> **Aim of the exercise**: Return all lines from the listing below that include the word "Stream".

==== Records for processing

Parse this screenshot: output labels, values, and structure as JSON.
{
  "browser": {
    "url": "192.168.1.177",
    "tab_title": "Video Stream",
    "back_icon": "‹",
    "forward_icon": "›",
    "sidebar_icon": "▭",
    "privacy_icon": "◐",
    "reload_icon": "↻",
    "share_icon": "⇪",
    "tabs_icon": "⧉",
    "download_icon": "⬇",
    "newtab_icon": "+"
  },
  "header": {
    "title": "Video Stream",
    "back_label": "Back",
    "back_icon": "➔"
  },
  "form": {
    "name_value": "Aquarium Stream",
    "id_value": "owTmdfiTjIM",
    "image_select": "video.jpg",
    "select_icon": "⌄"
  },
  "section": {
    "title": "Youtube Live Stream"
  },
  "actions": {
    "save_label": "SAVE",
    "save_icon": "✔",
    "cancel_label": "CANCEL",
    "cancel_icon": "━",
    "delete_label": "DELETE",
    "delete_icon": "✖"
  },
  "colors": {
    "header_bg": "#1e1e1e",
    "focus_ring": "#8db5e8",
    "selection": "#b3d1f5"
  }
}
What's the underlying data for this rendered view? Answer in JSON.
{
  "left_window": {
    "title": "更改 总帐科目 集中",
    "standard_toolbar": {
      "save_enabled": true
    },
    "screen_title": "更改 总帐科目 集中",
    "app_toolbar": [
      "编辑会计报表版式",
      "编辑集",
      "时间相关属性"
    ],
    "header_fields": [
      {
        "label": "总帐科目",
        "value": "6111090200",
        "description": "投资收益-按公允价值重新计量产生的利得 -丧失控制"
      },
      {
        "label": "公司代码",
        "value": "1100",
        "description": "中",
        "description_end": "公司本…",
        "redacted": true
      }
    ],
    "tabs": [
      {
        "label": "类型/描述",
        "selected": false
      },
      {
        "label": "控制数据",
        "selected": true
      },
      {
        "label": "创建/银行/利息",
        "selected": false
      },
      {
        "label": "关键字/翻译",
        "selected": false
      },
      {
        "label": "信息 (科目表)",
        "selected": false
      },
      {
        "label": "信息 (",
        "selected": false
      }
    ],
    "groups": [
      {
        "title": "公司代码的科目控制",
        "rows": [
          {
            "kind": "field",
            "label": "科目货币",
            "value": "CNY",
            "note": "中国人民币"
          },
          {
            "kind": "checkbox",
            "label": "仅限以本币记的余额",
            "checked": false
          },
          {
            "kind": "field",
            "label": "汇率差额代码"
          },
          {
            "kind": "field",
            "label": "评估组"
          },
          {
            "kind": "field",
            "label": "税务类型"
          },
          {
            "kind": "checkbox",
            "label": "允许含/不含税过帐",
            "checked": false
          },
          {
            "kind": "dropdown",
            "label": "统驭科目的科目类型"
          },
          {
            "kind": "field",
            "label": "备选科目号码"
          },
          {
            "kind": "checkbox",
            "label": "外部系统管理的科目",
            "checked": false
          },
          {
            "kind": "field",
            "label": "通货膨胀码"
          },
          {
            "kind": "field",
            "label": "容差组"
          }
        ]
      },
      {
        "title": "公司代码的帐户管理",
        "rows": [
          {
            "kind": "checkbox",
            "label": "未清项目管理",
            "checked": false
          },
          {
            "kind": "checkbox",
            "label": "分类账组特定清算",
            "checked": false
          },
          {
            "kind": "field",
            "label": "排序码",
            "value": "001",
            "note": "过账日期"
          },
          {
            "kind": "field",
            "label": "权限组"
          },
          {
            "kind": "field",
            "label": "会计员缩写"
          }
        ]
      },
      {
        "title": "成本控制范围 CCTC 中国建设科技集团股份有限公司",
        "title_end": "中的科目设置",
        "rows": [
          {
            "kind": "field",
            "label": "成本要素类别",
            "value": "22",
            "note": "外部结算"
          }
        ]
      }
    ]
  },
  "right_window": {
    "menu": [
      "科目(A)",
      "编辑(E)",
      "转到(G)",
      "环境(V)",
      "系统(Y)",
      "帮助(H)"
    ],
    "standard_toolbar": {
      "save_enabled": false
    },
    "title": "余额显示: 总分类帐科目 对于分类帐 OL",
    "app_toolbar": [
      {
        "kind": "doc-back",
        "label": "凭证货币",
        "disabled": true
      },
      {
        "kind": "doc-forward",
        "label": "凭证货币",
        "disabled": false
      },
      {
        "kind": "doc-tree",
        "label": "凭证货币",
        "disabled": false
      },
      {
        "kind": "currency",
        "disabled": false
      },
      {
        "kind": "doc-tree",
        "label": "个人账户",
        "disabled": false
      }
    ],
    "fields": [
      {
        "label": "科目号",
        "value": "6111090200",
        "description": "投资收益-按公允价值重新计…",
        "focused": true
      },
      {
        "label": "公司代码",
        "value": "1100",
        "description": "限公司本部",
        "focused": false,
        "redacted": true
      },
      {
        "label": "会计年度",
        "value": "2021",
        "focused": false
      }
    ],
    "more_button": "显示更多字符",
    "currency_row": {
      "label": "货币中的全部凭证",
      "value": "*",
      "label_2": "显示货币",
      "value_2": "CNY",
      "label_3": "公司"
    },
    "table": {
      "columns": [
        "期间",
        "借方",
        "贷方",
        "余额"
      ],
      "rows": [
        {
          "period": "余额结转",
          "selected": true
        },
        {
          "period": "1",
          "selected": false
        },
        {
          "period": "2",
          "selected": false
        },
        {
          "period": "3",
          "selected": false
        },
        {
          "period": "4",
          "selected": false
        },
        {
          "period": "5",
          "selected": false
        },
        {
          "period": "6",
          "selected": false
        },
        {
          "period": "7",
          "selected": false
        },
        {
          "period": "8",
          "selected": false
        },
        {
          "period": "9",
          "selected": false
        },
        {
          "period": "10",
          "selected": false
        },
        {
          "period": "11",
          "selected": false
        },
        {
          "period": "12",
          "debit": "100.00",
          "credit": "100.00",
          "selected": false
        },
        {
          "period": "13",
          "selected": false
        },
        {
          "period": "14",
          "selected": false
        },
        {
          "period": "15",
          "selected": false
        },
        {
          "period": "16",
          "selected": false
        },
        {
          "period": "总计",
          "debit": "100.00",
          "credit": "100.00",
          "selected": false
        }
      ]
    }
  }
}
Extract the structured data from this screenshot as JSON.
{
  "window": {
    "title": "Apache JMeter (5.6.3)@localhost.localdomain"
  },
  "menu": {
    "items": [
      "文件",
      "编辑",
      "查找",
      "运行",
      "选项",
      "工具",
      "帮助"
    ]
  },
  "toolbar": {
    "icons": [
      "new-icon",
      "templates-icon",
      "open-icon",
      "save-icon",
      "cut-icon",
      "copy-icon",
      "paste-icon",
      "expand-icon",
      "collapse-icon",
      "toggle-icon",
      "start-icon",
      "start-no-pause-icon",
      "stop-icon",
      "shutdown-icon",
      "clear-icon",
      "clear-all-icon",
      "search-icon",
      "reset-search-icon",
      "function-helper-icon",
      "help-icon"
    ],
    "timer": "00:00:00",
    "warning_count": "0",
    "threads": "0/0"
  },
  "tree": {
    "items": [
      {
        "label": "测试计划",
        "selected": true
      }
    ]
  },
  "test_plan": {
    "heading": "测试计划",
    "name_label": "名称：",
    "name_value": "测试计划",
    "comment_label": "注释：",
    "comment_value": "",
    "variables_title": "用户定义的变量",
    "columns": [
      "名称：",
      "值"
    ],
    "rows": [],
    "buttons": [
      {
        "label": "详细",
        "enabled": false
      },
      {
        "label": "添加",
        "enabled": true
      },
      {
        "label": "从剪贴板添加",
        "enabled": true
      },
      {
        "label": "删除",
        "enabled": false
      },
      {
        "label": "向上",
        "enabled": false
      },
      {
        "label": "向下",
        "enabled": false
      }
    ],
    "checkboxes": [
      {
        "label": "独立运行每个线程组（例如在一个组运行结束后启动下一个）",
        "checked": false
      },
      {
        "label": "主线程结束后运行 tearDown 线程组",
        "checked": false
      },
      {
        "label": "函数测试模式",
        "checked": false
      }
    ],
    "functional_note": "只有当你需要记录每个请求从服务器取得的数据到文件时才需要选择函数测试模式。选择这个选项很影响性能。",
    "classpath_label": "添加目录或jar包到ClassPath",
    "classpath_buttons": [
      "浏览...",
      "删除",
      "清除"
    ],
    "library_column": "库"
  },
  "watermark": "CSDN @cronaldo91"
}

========

> **Task result**:
    "tab_title": "Video Stream",
    "title": "Video Stream",
    "name_value": "Aquarium Stream",
    "title": "Youtube Live Stream"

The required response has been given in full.